    Kohn’s book is not reliable. . . .but some of the conclusions he draws are right. I wrote an article that summarizes some of this work which you can see here

  12. I have a real problem with the idea of paying for good grades. Ideally, students should be motivated with a passion for learning, or a a minimum, achievement. As I told my DD (who loves learning), school is all about you – and all for you. Adults who work are expected to be focused on their employers goals, which is why they get paid. I do, however, praise her and encourage her. When I thought she had a bit of test anxiety in one subject (moving from Montessori to a traditional school that placed more emphasis on tests) I would treat her to a mini cupcake of her choice on test days to get her to look forward to tests instead of dreading them. This worked well.

  13. I’ll believe Professors of Education who push Kohn’s thesis when I see College of Education faculty strike for lower pay. If students will not work for the rewards we offer, it’s because the rewards we offer do not appeal to them. One incentive we can offer is freedom. Mandate that schools offer exams for credit, at any time, for a sequence of courses that satisfies graduation requirements. Even if you require that they stay on campus until the end of the school year in which they turn 18, let them spend the free time they earn by testing out running around the track, reading in the library, or hanging in auto shop, if they have passed the required courses for that school year. If you really want to see performance from the children of blue-collar parents, let students apply the taxpayers’ $12,000 per year subsidy toward employment with a private sector employer. $12,000 divided by a 240-day work year is $50 per day. Divide by 8 hours per day and that’s %6.25 per hour.

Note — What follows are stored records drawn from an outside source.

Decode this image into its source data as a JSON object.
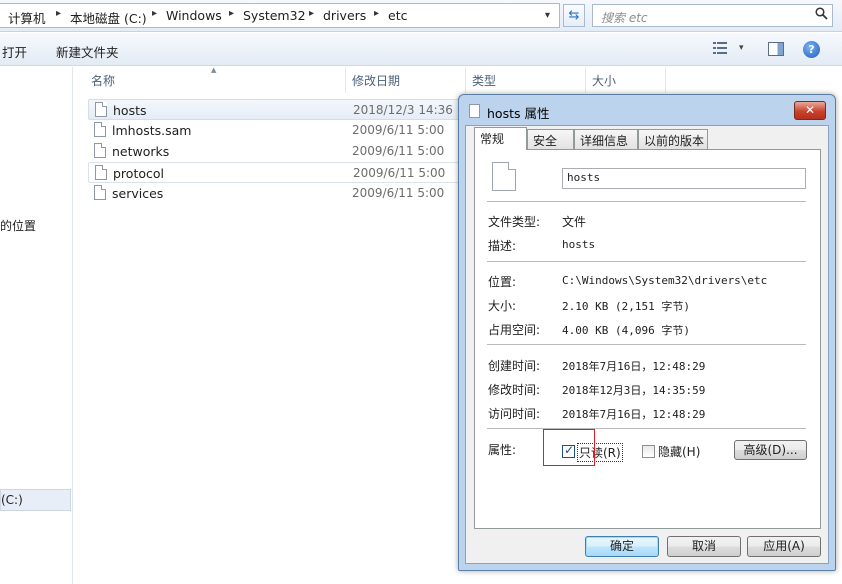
{
  "address": {
    "crumbs": [
      "计算机",
      "本地磁盘 (C:)",
      "Windows",
      "System32",
      "drivers",
      "etc"
    ],
    "separator": "▸",
    "dropdown": "▾",
    "refresh": "⇆"
  },
  "search": {
    "placeholder": "搜索 etc",
    "icon": "search-icon"
  },
  "toolbar": {
    "open_label": "打开",
    "new_folder_label": "新建文件夹",
    "view_icon": "view-options-icon",
    "pane_icon": "preview-pane-icon",
    "help": "?"
  },
  "nav": {
    "location_label": "的位置",
    "drive_label": "(C:)"
  },
  "columns": {
    "name": "名称",
    "modified": "修改日期",
    "type": "类型",
    "size": "大小"
  },
  "files": [
    {
      "name": "hosts",
      "date": "2018/12/3 14:36"
    },
    {
      "name": "lmhosts.sam",
      "date": "2009/6/11 5:00"
    },
    {
      "name": "networks",
      "date": "2009/6/11 5:00"
    },
    {
      "name": "protocol",
      "date": "2009/6/11 5:00"
    },
    {
      "name": "services",
      "date": "2009/6/11 5:00"
    }
  ],
  "dialog": {
    "title": "hosts 属性",
    "close": "✕",
    "tabs": [
      "常规",
      "安全",
      "详细信息",
      "以前的版本"
    ],
    "filename": "hosts",
    "file_type_label": "文件类型:",
    "file_type_value": "文件",
    "desc_label": "描述:",
    "desc_value": "hosts",
    "location_label": "位置:",
    "location_value": "C:\\Windows\\System32\\drivers\\etc",
    "size_label": "大小:",
    "size_value": "2.10 KB (2,151 字节)",
    "disk_size_label": "占用空间:",
    "disk_size_value": "4.00 KB (4,096 字节)",
    "created_label": "创建时间:",
    "created_value": "2018年7月16日，12:48:29",
    "modified_label": "修改时间:",
    "modified_value": "2018年12月3日，14:35:59",
    "accessed_label": "访问时间:",
    "accessed_value": "2018年7月16日，12:48:29",
    "attributes_label": "属性:",
    "readonly_label": "只读(R)",
    "readonly_checked": true,
    "hidden_label": "隐藏(H)",
    "hidden_checked": false,
    "advanced_label": "高级(D)...",
    "ok_label": "确定",
    "cancel_label": "取消",
    "apply_label": "应用(A)"
  }
}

Call it “vocational education”. Lots of kids want OUT, and subsidizing escape options would create strong incentives for kids who currently have little reason to do what schools require.

  14. Hmm, let’s see here… we force students to spend large amounts of time in an institution that they can be criminally prosecuted for not attending. Then we give them whatever work we want, and make sure they’re doing what they’re told, when they’re told. Then we tell them this is their JOB and pay them (or don’t) for it. To be charitable, this sounds like indentured servitude.

    And then we expect them to do it out of love for learning. Well, if learning was really what they were doing, perhaps so. But it is really more like expecting your secretary to do her mundane daily tasks for love of you and the company’s mission. If your secretary were a slave, that is.

  15. Homeschooling Granny says:

    I don’t know whether anyone is still reading this thread but I want to thank Dan Willingham for posting the link to his article. He delineates the uses and risks of rewards as motivation for students and advocates moderate, short-term use. I gather that the science is clear and surmise that inappropriate over-use of rewards derives from desperation.

  16. Claire Boston says:

    Schools are very resistant to the idea of kids testing out of classes, even (or especially, perhaps) the brightest kids. Kids that test out of classes are not sitting in those classes being indoctrinated into the “proper” socialist attitudes, as engineered by the ed schools. And we can’t have that, can we? After all, if we don’t supervise closely, the kids might actually learn to think for themselves (gasp!) and even think things that are not in agreement with our goals (horrors!) No, we can’t have any of that!

    As far as paying kids for attending school goes, I agree it is a lousy idea. You’d have more success if you could explain to kids why learning a specific subject is important, but not in vague, meaningless terms. And if you do that, you have to be prepared to accept that some classes have no real purpose or value (as they are taught) except in the minds of ivory-tower intellectual educators. And we can’t have that, either!